Crackling, frying, clicking, humming, buzzing, other] 3. How often did this problem occur in the last thirty days? Would you say seldom, sometimes, often, or almost always? Most telephone experiences are low involvement events for residential customers and, as these examples suggest, the experiences mentioned in the questionnaire are usually low frequency events as well. Consequently, there was some managerial concern that the GSQ survey might be eliciting inaccurate responses and providing poor quality information for policy decisions.
In this segment the interviewer omits any mention of the other categories in Question 25B-2. Furthermore, in fashioning an answer for the respondent to confirm, the interviewer virtually appropriates from the respondent's cognitive realm certain decisions about relevant and possible answers. Still, the interviewer does produce a "question" for the respondent to "answer" and the respondent does so. The codable answer, then, can be seen as the respondent's. This is much less true in Segment 7, where the interviewer not only eliminates several answer categories but almost entirely appropriates the respondent's work of answering.
These measures are particularly important for surveys of attitudes and opinions, for which there is no "objective" way to measure the extent of response bias. The elicitation of concurrent protocols may create demand effects (for example, Biehal and Chakravarti, 1989). Consequently, it is not possible to assess the way in which a questionnaire will perform under field conditions, where subjects are not highly motivated and may be subject to many distractions.

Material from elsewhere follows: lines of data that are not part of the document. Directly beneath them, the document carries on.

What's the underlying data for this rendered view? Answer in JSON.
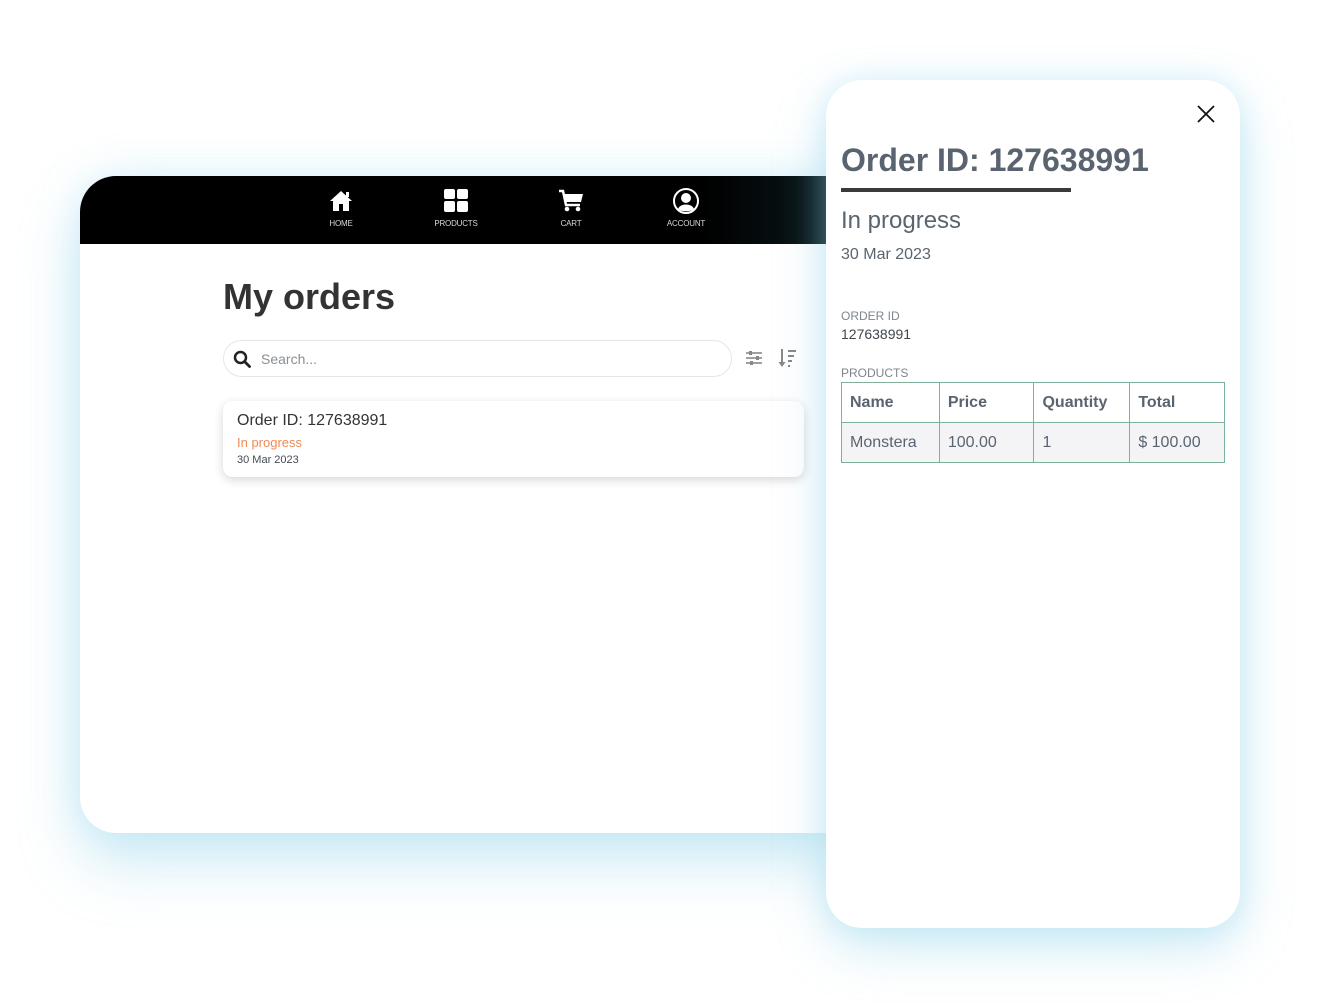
{
  "nav": {
    "items": [
      {
        "label": "HOME",
        "icon": "home-icon"
      },
      {
        "label": "PRODUCTS",
        "icon": "grid-icon"
      },
      {
        "label": "CART",
        "icon": "cart-icon"
      },
      {
        "label": "ACCOUNT",
        "icon": "account-icon"
      }
    ]
  },
  "orders_page": {
    "title": "My orders",
    "search": {
      "placeholder": "Search...",
      "value": ""
    },
    "filter_icon": "sliders-icon",
    "sort_icon": "sort-descending-icon",
    "orders": [
      {
        "order_id_label": "Order ID: 127638991",
        "status": "In progress",
        "date": "30 Mar 2023"
      }
    ]
  },
  "detail": {
    "title": "Order ID: 127638991",
    "status": "In progress",
    "date": "30 Mar 2023",
    "order_id_label": "ORDER ID",
    "order_id_value": "127638991",
    "products_label": "PRODUCTS",
    "table": {
      "headers": [
        "Name",
        "Price",
        "Quantity",
        "Total"
      ],
      "rows": [
        [
          "Monstera",
          "100.00",
          "1",
          "$ 100.00"
        ]
      ]
    }
  },
  "colors": {
    "status_accent": "#ef8a55",
    "table_border": "#7fb19a",
    "nav_bg": "#000000",
    "heading_text": "#5a6470"
  }
}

Thus, the elicitation of concurrent protocols is most appropriate for developmental pretests or for studies designed to detect subtle question defects.